Podcast: The Jacobite Parliament of 1689, with Padraig Lenihan

Richard Talbot, Earl Tyrconnell, at the time of the Jacobite-Williamite war in 1689-91.

Cathal Brennan and John Dorney speak to Padraig Lenihan about the ‘Patriot Parliament’ of 1689. First broadcast on the Irish History Show.


The English ‘Whig’ story of the seventeenth century is one of the triumph of parliament over royal absolutism. By this reading, the Irish catholic supporters of the Stuart monarchs were on the wrong side of history, fighting for King against Parliament, for ‘tyranny’ against ‘liberty’.

The Jacobite Parliament of 1689 or ‘Patriot Parliament’ declared that Ireland was ‘distinct Kingdom from England.

To the extent that a majority of Irish Catholics supported Charles I in the wars of the 1640s and James II in the ‘War of the Two Kings’ in 1689-91 against the English parliaments, this is true. However, in both the Catholic Confederation of Kilkenny in the 1640s and in the Irish Jacobite regime of 1689-91, Irish Catholics, ostensibly royalists, elected their own assemblies and presented the monarchs, with what amounted to a list of conditions on which their loyalty depended.

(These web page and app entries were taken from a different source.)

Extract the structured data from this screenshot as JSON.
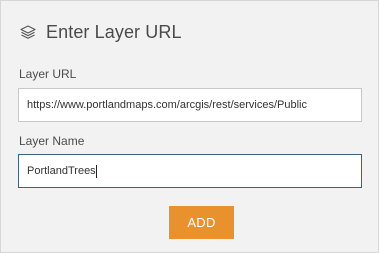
{
  "dialog": {
    "title": "Enter Layer URL",
    "header_icon": "layers-icon"
  },
  "form": {
    "url_label": "Layer URL",
    "url_value": "https://www.portlandmaps.com/arcgis/rest/services/Public",
    "name_label": "Layer Name",
    "name_value": "PortlandTrees"
  },
  "actions": {
    "add_label": "ADD",
    "add_color": "#e8912d"
  }
}
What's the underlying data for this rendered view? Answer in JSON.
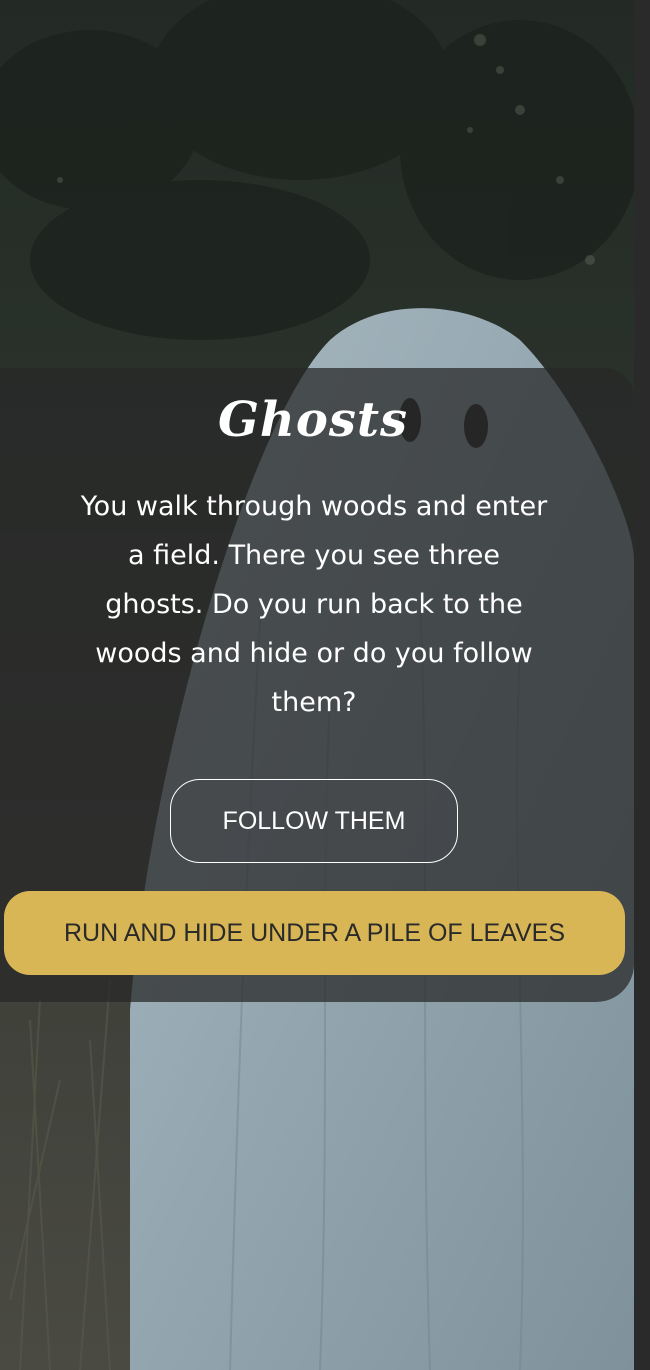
{
  "scene": {
    "background_image": "ghost-in-field-photo",
    "title": "Ghosts",
    "story": "You walk through woods and enter a field. There you see three ghosts. Do you run back to the woods and hide or do you follow them?"
  },
  "choices": {
    "follow_label": "FOLLOW THEM",
    "hide_label": "RUN AND HIDE UNDER A PILE OF LEAVES"
  },
  "colors": {
    "accent_button": "#d8b656",
    "card_overlay": "#282828",
    "text": "#ffffff"
  }
}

To this extent, on their own terms, Irish Catholics were making the same strides towards representative government as their Protestant antagonists in England and Scotland. The pinnacle of this was the Jacobite Parliament of 1689. This was an almost all-Catholic Parliament called by James II on his landing in Ireland in 1689 to try to regain his throne in the Three Kingdoms, he having been overthrown by William of Orange the previous year.

While the Irish Parliament of 1689 stated that it supported James II as monarch by divine right, in practice it based its loyalty squarely on James’ agreement to the Parliament’s demands.

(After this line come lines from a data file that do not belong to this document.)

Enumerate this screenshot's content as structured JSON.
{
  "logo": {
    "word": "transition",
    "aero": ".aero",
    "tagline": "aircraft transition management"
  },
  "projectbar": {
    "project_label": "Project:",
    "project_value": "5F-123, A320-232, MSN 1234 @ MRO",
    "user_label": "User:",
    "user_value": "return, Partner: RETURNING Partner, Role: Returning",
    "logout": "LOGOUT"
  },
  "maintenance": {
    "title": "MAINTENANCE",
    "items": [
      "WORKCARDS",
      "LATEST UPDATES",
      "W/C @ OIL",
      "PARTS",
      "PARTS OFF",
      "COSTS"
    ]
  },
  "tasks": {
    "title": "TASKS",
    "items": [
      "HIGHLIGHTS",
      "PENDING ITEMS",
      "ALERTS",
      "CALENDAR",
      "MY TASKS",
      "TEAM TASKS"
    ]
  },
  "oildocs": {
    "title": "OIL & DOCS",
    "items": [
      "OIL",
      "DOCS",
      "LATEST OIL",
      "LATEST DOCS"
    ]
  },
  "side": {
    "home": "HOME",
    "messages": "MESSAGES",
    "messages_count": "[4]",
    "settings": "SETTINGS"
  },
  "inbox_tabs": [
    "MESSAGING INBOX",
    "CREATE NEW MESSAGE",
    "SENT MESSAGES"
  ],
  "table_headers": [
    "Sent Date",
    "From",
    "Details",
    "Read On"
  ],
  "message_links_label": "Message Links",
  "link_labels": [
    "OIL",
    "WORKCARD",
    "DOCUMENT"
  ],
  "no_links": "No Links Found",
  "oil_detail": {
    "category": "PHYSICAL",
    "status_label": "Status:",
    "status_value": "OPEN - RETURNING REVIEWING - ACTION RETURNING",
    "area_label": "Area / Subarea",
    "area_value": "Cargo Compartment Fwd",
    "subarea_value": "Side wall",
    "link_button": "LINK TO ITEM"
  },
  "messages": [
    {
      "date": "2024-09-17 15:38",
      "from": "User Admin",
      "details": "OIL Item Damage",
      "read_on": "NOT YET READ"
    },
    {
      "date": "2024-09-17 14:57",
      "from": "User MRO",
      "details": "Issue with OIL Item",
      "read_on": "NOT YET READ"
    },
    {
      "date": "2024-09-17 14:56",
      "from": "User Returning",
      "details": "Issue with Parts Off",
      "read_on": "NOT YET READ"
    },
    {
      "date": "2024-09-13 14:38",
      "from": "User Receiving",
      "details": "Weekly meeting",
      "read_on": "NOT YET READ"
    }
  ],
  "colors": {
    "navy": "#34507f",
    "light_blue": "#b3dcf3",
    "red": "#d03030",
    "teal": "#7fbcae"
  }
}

This parliament, later christened the ‘Patriot Parliament’ by nineteenth century nationalist Thomas Davis, placed a number of conditions on voting through financial support for James’ war effort.

These included: reversal of mass confiscation of Catholic owned land that had taken place under the Cromwellian regime in the 1650s, the autonomy of the Kingdom of Ireland from England, the removal of religious discrimination (in fact for ‘perfect of freedom of religions’) and, most controversially the ‘attainder’ or outlawing, of 3000 Protestant landowners who supported William.

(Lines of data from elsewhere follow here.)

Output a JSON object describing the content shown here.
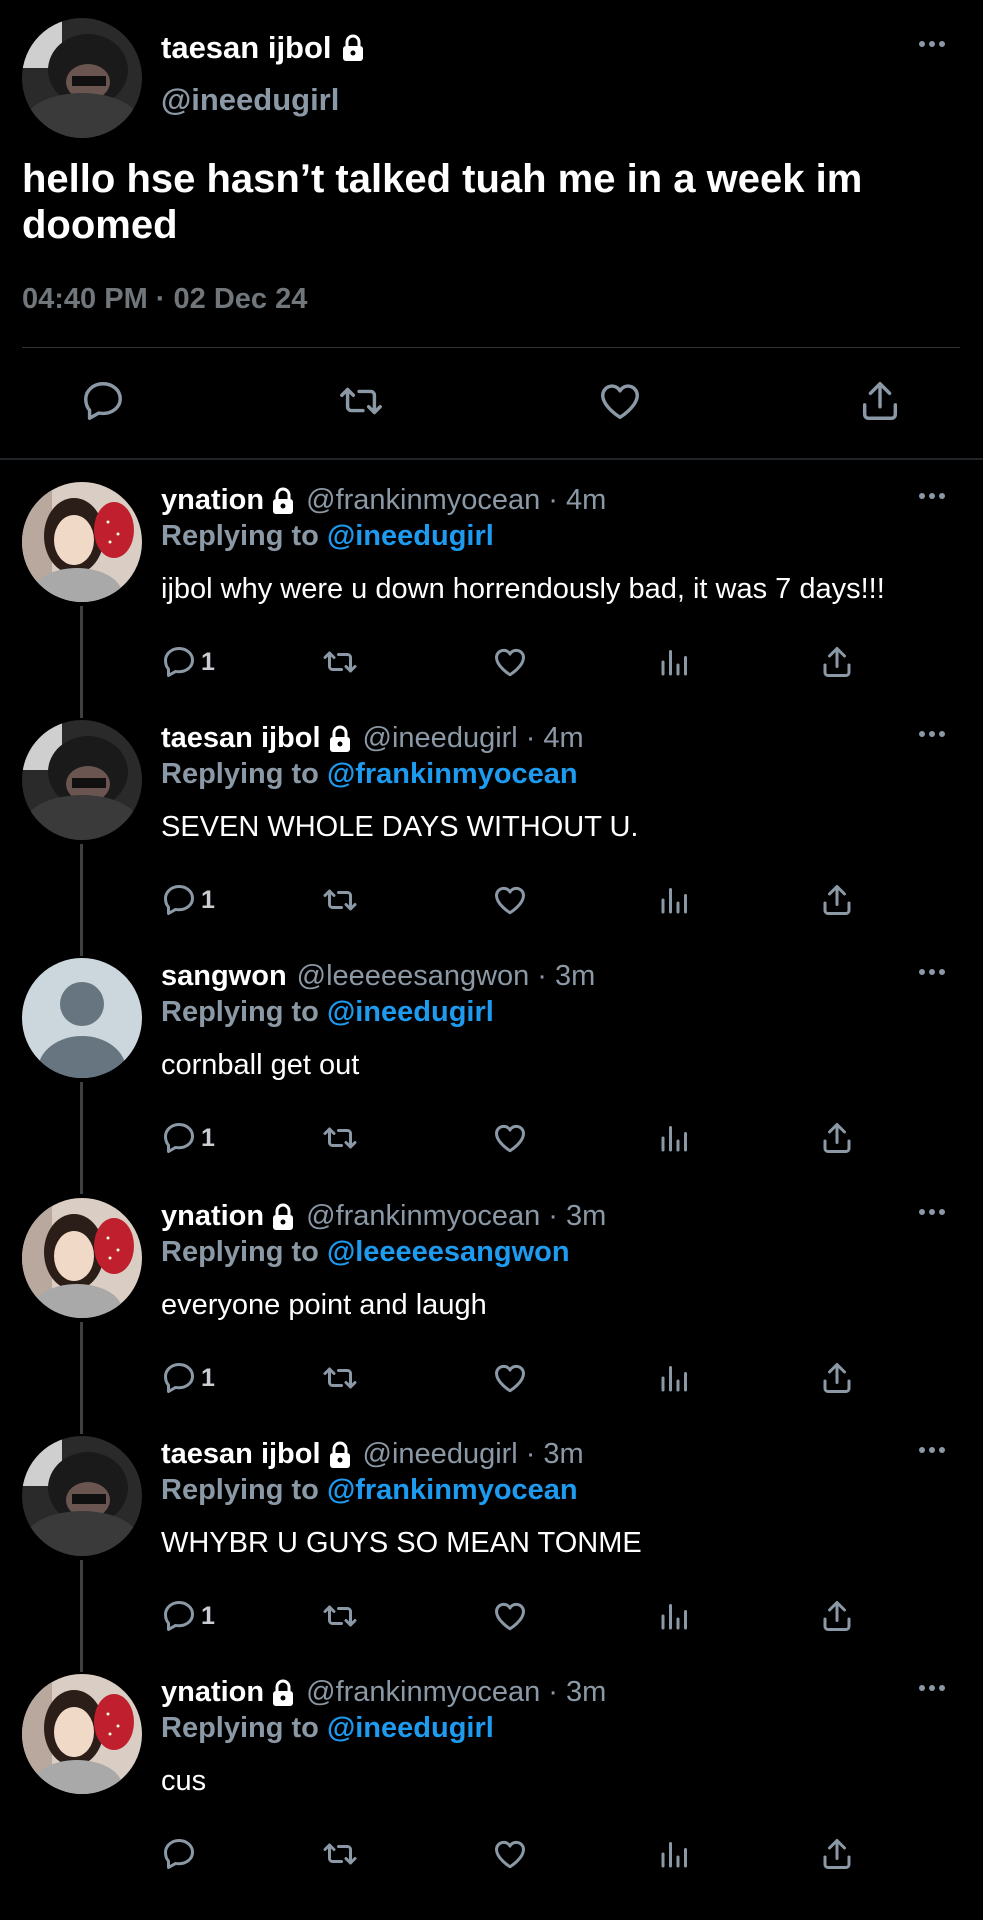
{
  "main_tweet": {
    "name": "taesan ijbol",
    "handle": "@ineedugirl",
    "text": "hello hse hasn’t talked tuah me in a week im doomed",
    "timestamp": "04:40 PM · 02 Dec 24",
    "avatar_icon": "profile-photo-masked",
    "more_icon": "more-dots-icon",
    "actions": [
      "reply-icon",
      "retweet-icon",
      "like-icon",
      "share-icon"
    ]
  },
  "replies": [
    {
      "name": "ynation",
      "handle": "@frankinmyocean",
      "dot": "·",
      "time": "4m",
      "replying_label": "Replying to",
      "replying_to": "@ineedugirl",
      "text": "ijbol why were u down horrendously bad, it was 7 days!!!",
      "reply_count": "1"
    },
    {
      "name": "taesan ijbol",
      "handle": "@ineedugirl",
      "dot": "·",
      "time": "4m",
      "replying_label": "Replying to",
      "replying_to": "@frankinmyocean",
      "text": "SEVEN WHOLE DAYS WITHOUT U.",
      "reply_count": "1"
    },
    {
      "name": "sangwon",
      "handle": "@leeeeesangwon",
      "dot": "·",
      "time": "3m",
      "replying_label": "Replying to",
      "replying_to": "@ineedugirl",
      "text": "cornball get out",
      "reply_count": "1"
    },
    {
      "name": "ynation",
      "handle": "@frankinmyocean",
      "dot": "·",
      "time": "3m",
      "replying_label": "Replying to",
      "replying_to": "@leeeeesangwon",
      "text": "everyone point and laugh",
      "reply_count": "1"
    },
    {
      "name": "taesan ijbol",
      "handle": "@ineedugirl",
      "dot": "·",
      "time": "3m",
      "replying_label": "Replying to",
      "replying_to": "@frankinmyocean",
      "text": "WHYBR U GUYS SO MEAN TONME",
      "reply_count": "1"
    },
    {
      "name": "ynation",
      "handle": "@frankinmyocean",
      "dot": "·",
      "time": "3m",
      "replying_label": "Replying to",
      "replying_to": "@ineedugirl",
      "text": "cus",
      "reply_count": ""
    }
  ],
  "colors": {
    "background": "#000000",
    "text": "#ffffff",
    "muted": "#8b98a5",
    "mention": "#1d9bf0",
    "icon": "#8b98a5"
  }
}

The battle of the Boyne, 1690, in which the Jacobites were defeated.

It was the basis, much against the wishes  of James himself, for a post war Kingdom of Ireland ruled by the Catholic majority, under the Stuart monarchs, but autonomous from the English Parliament.

What would have resulted we will never know, as the Jacobites lost the war, and an all Protestant Irish Parliament subsequently not only revoked all the ordinances of the ‘pretended parliament’ of 1689, but also introduced further Penal Laws against Catholics.

Nevertheless, the 1689 was celebrated by future generations of Irish ‘patriots’ Catholic as well as Protestant, from Henry Grattan to Thomas Davis and beyond, as an attempt to set up an independent representative government in Ireland.

Leave a Reply

Your email address will not be published. Required fields are marked *